Emma Gonzalez, featured in Kim A. Snyder's Parkland documentary Us Kids, chatted cheerfully with Taylor Swift: Miss Americana director Lana Wilson before beelining for Zosia Mamet. (A 2014-nostalgic Girls fan lingers in all of us.) Wilson's movie had opened the festival, and she recalled how she and the star had felt nervous beforehand.

Swift would since have been reassured that the Miss Americana reviews are glowing like phone screens at an arena show. Meanwhile Hittman's debut feature Never Rarely Sometimes Always, which portrays the struggles of a teenage girl seeking an abortion in rural Pennsylvania, reduced entire theaters to tears and inspired heartfelt Q&A sessions. Joining her for drinks were Zeina Durra, whose Luxor follows a woman's return to her former home after spending time working in a war zone, reconnecting with an old flame while contending with deep trauma, and Channing Godfrey Peoples, director of Miss Juneteenth, about a former beauty queen crowned on the commemoration day that slavery was abolished in Texas.

Radha Blank's The 40-Year-Old Version, an unlikely film about lost dreams and New York City gentrification, had just premiered in a packed-out Park City library theater and made her a popular guest. An unnamed journalist was spotted having an understandably emotional moment with Phyllida Lloyd, director of the Irish film Herself, starring Clare Dunne as a domestic violence victim who aspires towards building an economical tiny house to live in with her children away from her abusive partner. Australian director Kitty Green, whose Harvey Weinstein-adjacent The Assistant is being hailed as the most devastatingly accurate #MeToo movie yet, talked with Garrett Bradley about her documentary feature Time, which chronicles a couple separated by a 60-year sentence.

Many in the room had started off at Sundance by premiering short films and returning a few years later with features. At the beginning of that journey was young filmmaker Chloe Aktas, whose Lance (in a Neck Brace) depicts a man turning to instructional cassette tapes post-heartbreak. Actress Ashley Williams was also in attendance backing the short film Meats, about a pregnant vegan plagued by unethical cravings, which she wrote and directed.

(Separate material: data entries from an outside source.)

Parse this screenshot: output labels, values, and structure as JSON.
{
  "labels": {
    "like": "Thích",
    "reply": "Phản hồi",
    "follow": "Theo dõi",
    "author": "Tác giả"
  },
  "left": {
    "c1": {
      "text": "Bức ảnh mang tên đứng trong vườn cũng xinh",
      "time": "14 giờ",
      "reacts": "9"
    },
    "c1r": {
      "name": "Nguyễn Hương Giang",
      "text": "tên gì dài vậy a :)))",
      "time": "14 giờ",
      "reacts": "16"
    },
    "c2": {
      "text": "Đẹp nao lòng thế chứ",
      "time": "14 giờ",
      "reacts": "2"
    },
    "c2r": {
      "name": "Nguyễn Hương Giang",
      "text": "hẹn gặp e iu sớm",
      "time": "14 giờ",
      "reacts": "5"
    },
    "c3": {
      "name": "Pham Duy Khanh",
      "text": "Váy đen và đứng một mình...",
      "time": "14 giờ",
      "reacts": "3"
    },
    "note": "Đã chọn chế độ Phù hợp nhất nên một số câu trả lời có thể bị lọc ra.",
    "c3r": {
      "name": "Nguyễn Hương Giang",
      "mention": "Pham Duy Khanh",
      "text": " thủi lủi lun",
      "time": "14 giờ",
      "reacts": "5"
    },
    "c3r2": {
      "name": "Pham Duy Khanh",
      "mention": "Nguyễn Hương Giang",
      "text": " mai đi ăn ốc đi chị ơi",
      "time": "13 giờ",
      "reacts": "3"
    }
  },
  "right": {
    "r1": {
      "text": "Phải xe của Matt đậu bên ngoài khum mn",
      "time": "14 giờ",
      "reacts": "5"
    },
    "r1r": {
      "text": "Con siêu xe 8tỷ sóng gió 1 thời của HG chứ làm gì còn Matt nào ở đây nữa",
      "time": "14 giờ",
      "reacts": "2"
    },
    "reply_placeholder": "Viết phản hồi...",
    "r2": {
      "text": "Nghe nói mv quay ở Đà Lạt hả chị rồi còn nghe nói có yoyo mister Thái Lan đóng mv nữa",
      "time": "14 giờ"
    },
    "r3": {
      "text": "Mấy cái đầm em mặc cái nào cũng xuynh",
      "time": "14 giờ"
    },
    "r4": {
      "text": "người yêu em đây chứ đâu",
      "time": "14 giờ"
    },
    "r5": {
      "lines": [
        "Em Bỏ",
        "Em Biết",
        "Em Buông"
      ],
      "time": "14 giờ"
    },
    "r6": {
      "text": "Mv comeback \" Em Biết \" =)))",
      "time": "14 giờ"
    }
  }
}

Then there was Emerald Fennell, showrunner of Killing Eve season two, returning to the festival following the success of her short Careful How You Go in 2017. You may as well learn her name right now: Fennell's feature debut Promising Young Woman made her the room's star attraction and is guaranteed to go viral upon wider release. Starring Carey Mulligan and Bo Burnham (but also: Laverne Cox, Alison Brie, Jennifer Coolidge and Clancy Brown), it's a rape revenge fantasy minus the Tarantino gaze, and it was all I could think about for days after viewing. Even cooler was talking with Fennell and Josephine Decker, en route to the premiere of her fourth feature-length movie Shirley, starring Elisabeth Moss as horror novelist Shirley Jackson. Turns out that both Fennell and Decker are extremely new moms who were pregnant while filming. Greta Gerwig's impact!

Sundance hosted still more female filmmakers who couldn't attend the dinner— things get busy when you're courting distributors, and there are only so many open bars one person can drink at on any given night. They may not have made it to the Canada Goose lodge, but Miranda July (whose film Kajillionaire premiered at the festival and was reportedly snatched up by A24), Zola's Janicza Bravo and Julie Taymor, whose latest ambitious effort The Glorias reimagines Gloria Steinem's epic life to date, were all the talk of the town.

As food was served, Harris-Bridson rued that despite the festival's uptake in gender equality, the filmmakers present were yet to escape the "female" qualifier. Many attendees hoped that a dinner like this would be less necessary someday, but I don't know. Every now and then it's pretty special to get your own party.

Photos courtesy of Getty and IndieWire